I don’t hold myself out as an expert on the city. There is, however, a narrow slice of it that I was exposed to, perhaps inadvertently deeply, and that slice had, among other things, in my understanding of it, a strong mixture of death and Eros, two things traditionally intertwined. I think that ethos of death and Eros, whether I’ve imposed it on that slice of the city or correctly interpreted it, is reflected in the book’s characters. It seems to me in these equations that the city provides the history and the characters provide the present. Roughly speaking, anyway.
No place has rehashed its past as Berlin has, and yet far from settling the past, the rehashing keeps it alive. In a sense, my characters are part of that rehashing. Some seem to sacrifice their lives for it.
The story of the Jews has always centered on exodus and exile. Berlin Cantata features remnant Jews, secret GDR Jews , Soviet Jews – and raises important questions about Zionism, military occupation, and the fate of the Palestinian people. Berlin and Jerusalem have both been divided cities.
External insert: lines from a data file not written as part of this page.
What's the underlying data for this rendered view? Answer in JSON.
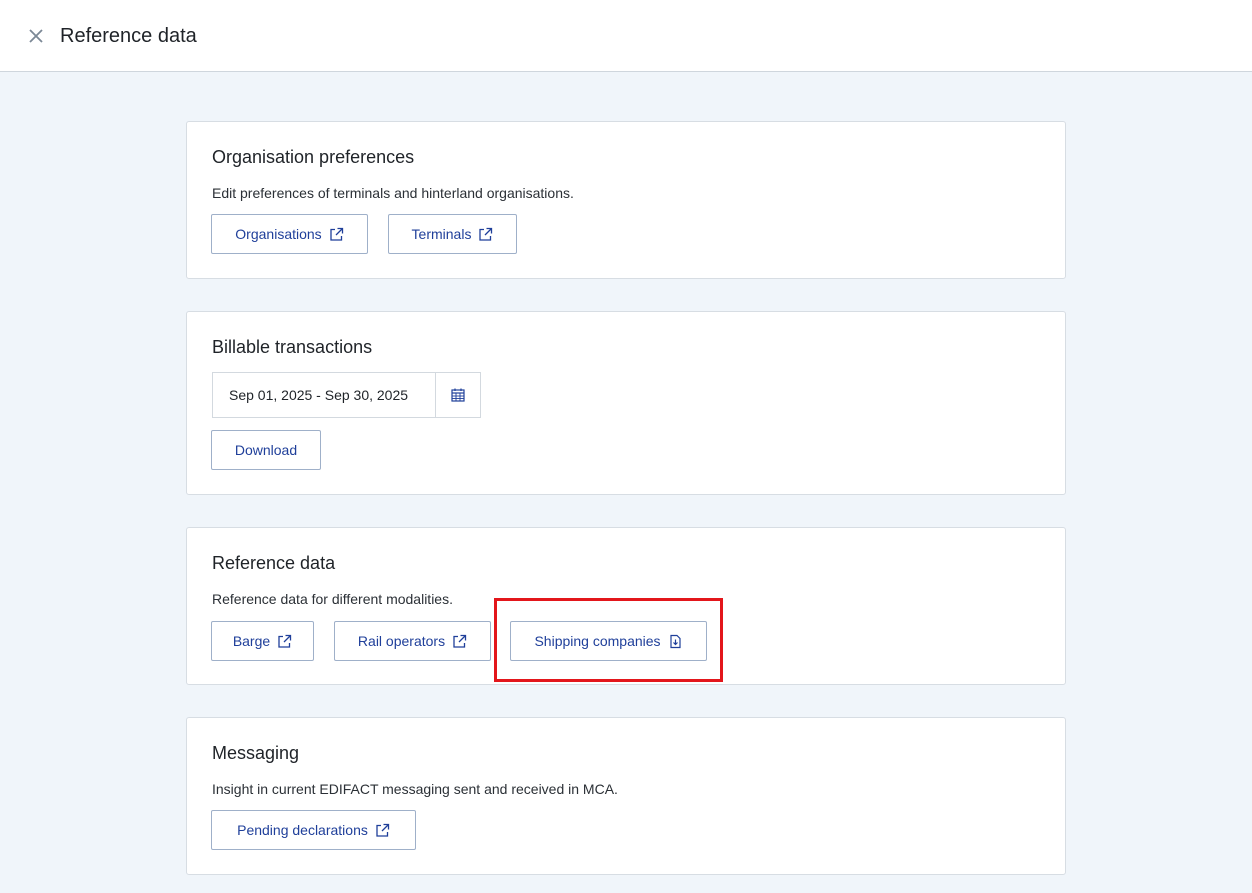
{
  "header": {
    "title": "Reference data",
    "close_icon": "close-icon"
  },
  "sections": {
    "org": {
      "title": "Organisation preferences",
      "description": "Edit preferences of terminals and hinterland organisations.",
      "buttons": [
        {
          "label": "Organisations",
          "icon": "external-link-icon"
        },
        {
          "label": "Terminals",
          "icon": "external-link-icon"
        }
      ]
    },
    "billable": {
      "title": "Billable transactions",
      "date_range": "Sep 01, 2025 - Sep 30, 2025",
      "calendar_icon": "calendar-icon",
      "download_label": "Download"
    },
    "reference": {
      "title": "Reference data",
      "description": "Reference data for different modalities.",
      "buttons": [
        {
          "label": "Barge",
          "icon": "external-link-icon"
        },
        {
          "label": "Rail operators",
          "icon": "external-link-icon"
        },
        {
          "label": "Shipping companies",
          "icon": "file-download-icon"
        }
      ]
    },
    "messaging": {
      "title": "Messaging",
      "description": "Insight in current EDIFACT messaging sent and received in MCA.",
      "buttons": [
        {
          "label": "Pending declarations",
          "icon": "external-link-icon"
        }
      ]
    }
  },
  "colors": {
    "accent": "#1f3f9a",
    "highlight": "#e3161b",
    "background": "#f0f5fa"
  }
}
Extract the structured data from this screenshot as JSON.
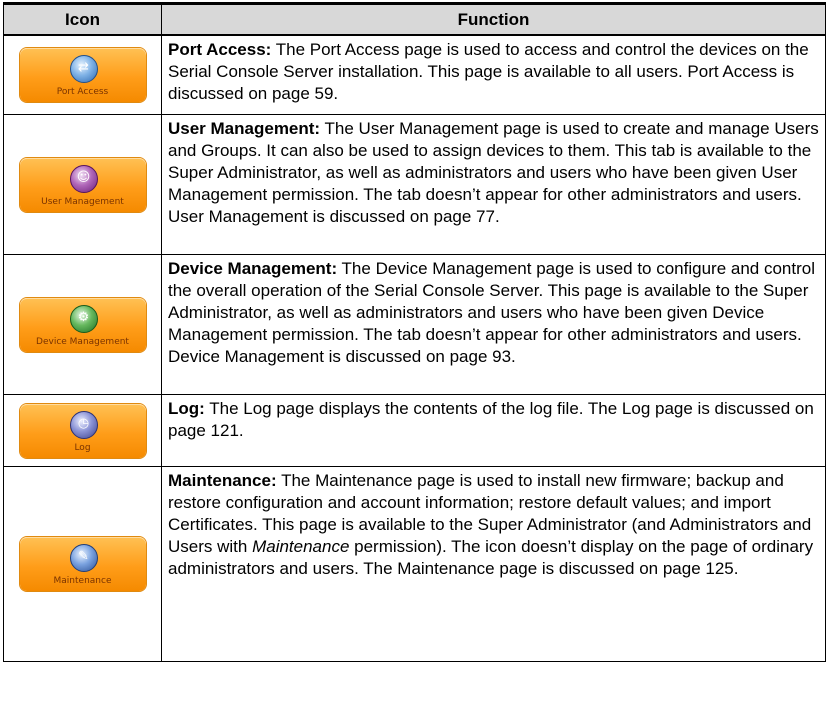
{
  "table": {
    "header": {
      "icon": "Icon",
      "function": "Function"
    },
    "rows": [
      {
        "icon_label": "Port Access",
        "icon_name": "port-access-icon",
        "title": "Port Access:",
        "text": "The Port Access page is used to access and control the devices on the Serial Console Server installation. This page is available to all users. Port Access is discussed on page 59."
      },
      {
        "icon_label": "User Management",
        "icon_name": "user-management-icon",
        "title": "User Management:",
        "text": "The User Management page is used to create and manage Users and Groups. It can also be used to assign devices to them. This tab is available to the Super Administrator, as well as administrators and users who have been given User Management permission. The tab doesn’t appear for other administrators and users. User Management is discussed on page 77."
      },
      {
        "icon_label": "Device Management",
        "icon_name": "device-management-icon",
        "title": "Device Management:",
        "text": "The Device Management page is used to configure and control the overall operation of the Serial Console Server. This page is available to the Super Administrator, as well as administrators and users who have been given Device Management permission. The tab doesn’t appear for other administrators and users. Device Management is discussed on page 93."
      },
      {
        "icon_label": "Log",
        "icon_name": "log-icon",
        "title": "Log:",
        "text": "The Log page displays the contents of the log file. The Log page is discussed on page 121."
      },
      {
        "icon_label": "Maintenance",
        "icon_name": "maintenance-icon",
        "title": "Maintenance:",
        "text_before": "The Maintenance page is used to install new firmware; backup and restore configuration and account information; restore default values; and import Certificates. This page is available to the Super Administrator (and Administrators and Users with ",
        "text_italic": "Maintenance",
        "text_after": " permission). The icon doesn’t display on the page of ordinary administrators and users. The Maintenance page is discussed on page 125."
      }
    ]
  },
  "colors": {
    "button_orange": "#ff9d19",
    "header_gray": "#d8d8d8"
  }
}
I had never thought before about this similarity of division. But I think you must be onto something, because it reminded me that when I was in law school, many years ago, my third year paper was a proposal for the internationalization of Jerusalem. It was idealistic and hopeless. My teacher sent it off to the Carnegie Endowment for Peace. So the attitude expressed by the character of Franz Rosen in the book, of wishing to do something to compensate for Middle East injustice, has been with me for a long time.
On the subject of exodus and exile: not to get too fancy about it, but the world seems awash in exiles these days, you can be an exile even in your own house, in your own mind, and so on. Negotiating the terms of exile, finding a way to live with others when no one’s really at home: this seems to me like a challenge for us.
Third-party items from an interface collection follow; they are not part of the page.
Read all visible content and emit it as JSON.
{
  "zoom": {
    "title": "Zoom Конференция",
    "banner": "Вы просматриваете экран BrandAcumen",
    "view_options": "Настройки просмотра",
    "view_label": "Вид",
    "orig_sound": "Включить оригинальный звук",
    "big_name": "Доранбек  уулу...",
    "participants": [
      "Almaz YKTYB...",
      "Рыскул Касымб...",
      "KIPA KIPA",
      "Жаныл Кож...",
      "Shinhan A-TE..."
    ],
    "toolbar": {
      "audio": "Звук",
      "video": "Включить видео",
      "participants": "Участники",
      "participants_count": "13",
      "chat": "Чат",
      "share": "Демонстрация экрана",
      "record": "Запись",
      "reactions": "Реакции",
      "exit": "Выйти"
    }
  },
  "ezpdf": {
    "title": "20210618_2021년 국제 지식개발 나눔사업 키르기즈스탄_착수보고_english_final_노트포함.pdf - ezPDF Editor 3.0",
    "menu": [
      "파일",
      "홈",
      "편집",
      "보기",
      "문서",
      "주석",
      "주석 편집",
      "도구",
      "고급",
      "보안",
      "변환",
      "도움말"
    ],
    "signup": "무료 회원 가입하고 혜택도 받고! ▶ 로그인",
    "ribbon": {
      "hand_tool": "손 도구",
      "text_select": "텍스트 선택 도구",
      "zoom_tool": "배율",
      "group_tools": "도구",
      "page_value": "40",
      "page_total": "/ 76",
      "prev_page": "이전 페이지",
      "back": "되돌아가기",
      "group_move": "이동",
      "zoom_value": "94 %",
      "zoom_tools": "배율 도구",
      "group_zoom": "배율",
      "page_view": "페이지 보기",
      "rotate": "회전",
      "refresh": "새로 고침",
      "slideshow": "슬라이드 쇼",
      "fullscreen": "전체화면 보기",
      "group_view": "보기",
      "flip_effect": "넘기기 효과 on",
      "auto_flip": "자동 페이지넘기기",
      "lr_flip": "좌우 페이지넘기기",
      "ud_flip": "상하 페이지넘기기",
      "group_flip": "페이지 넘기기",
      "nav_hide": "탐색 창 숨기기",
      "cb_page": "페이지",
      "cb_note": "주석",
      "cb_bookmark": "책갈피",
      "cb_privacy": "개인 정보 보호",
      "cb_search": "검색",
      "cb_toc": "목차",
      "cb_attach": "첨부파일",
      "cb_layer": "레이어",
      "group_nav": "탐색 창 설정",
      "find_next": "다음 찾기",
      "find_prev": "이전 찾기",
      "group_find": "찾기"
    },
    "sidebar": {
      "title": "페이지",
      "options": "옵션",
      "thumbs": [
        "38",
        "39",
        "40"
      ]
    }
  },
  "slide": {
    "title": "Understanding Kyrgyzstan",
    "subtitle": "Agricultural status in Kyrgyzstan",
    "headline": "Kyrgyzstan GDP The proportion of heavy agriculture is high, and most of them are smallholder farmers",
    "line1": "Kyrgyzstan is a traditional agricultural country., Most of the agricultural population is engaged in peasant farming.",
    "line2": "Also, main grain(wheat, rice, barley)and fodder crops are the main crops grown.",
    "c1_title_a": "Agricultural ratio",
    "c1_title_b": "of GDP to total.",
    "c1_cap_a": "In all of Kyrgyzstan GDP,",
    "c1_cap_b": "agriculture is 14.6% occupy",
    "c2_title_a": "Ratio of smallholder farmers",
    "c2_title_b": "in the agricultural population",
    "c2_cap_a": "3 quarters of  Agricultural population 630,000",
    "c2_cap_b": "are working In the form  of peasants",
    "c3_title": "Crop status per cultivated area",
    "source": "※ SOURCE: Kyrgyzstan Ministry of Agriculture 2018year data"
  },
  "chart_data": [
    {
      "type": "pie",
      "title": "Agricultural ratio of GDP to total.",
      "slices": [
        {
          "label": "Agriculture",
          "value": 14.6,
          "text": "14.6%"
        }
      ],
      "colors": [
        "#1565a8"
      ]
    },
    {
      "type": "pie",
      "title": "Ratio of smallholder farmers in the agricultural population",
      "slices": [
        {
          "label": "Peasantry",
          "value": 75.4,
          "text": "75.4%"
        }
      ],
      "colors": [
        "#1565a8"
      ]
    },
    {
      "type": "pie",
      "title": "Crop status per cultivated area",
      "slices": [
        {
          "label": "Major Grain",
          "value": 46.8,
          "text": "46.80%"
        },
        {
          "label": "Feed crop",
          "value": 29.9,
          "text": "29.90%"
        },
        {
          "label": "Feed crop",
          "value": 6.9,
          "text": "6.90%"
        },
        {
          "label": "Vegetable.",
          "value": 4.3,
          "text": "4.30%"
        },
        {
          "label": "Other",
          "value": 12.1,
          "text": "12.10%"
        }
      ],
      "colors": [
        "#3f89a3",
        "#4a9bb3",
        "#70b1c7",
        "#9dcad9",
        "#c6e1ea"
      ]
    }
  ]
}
You did not start writing novels until you were sixty years old. Do you prefer writing novels and short stories to screenwriting, and what do you see as the essential difference(s)?
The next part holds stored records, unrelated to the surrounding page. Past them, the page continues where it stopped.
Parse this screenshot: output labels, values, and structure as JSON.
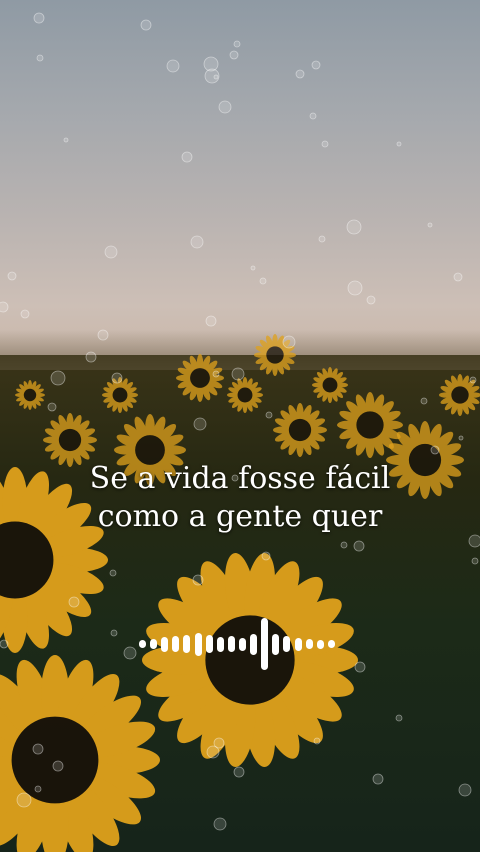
{
  "caption": {
    "line1": "Se a vida fosse fácil",
    "line2": "como a gente quer"
  },
  "waveform": {
    "bar_levels": [
      0.15,
      0.2,
      0.28,
      0.3,
      0.35,
      0.45,
      0.35,
      0.28,
      0.3,
      0.25,
      0.4,
      1.0,
      0.4,
      0.3,
      0.25,
      0.2,
      0.18,
      0.15
    ]
  },
  "scene": {
    "subject": "sunflower field at dusk",
    "petal_color": "#e0a21c",
    "center_color": "#1a140a",
    "text_color": "#ffffff"
  }
}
Actually, I didn’t publish a novel till I was sixty. When I was young, I wrote several drafts of things. I came back to fiction a) because I always meant to; b) because I could see that, while it was a fine marriage while it lasted, the things I had still to express would not be anything that the television industry itself was likely to want to express, particularly in the specific terms in which I would want to express them, and I didn’t want to express them in any other than my particular terms, for fear that they would come out as lies; and c) I could afford to. One good thing about TV for a writer if you’re lucky is that you can amortize a few good years over a lifetime of otherwise penurious labor. Another good thing is that, like journalism, it’s a gaping, demanding maw that forces you to write, that isn’t interested in excuses.
One big difference between a screenplay and a novel, which becomes more obvious when you actually have to do it: you don’t have to know nearly as much to write a screenplay; you’ve got these wonderful actors to fill things in for you and they don’t even want to be told too much what to do. Another big difference: film is not very good as an abstract medium, at least not as it’s developed so far. Its great trump card–its apparent naturalism–is actually a huge limitation as well. I like film, but if I had one vote, it would be for books, despite how much has been already rung out of them over the centuries.
When you wrote for Hill Street Blues, you recruited your roommate at Yale, David Milch, who later went on to create NYPD Blues and Deadwood, as well as Big Apple, and Luck, featuring Dustin Hoffmann, (which was cancelled earlier this year before it found its audience). Are you still in touch with Milch, and do the two of you have plans to work together again?
Actually I did have lunch with David, two weeks ago, and we did talk about whether we might ever work together again. But who knows?
What are you working on now?
A love story. Though I suppose I should add: ask me again tomorrow.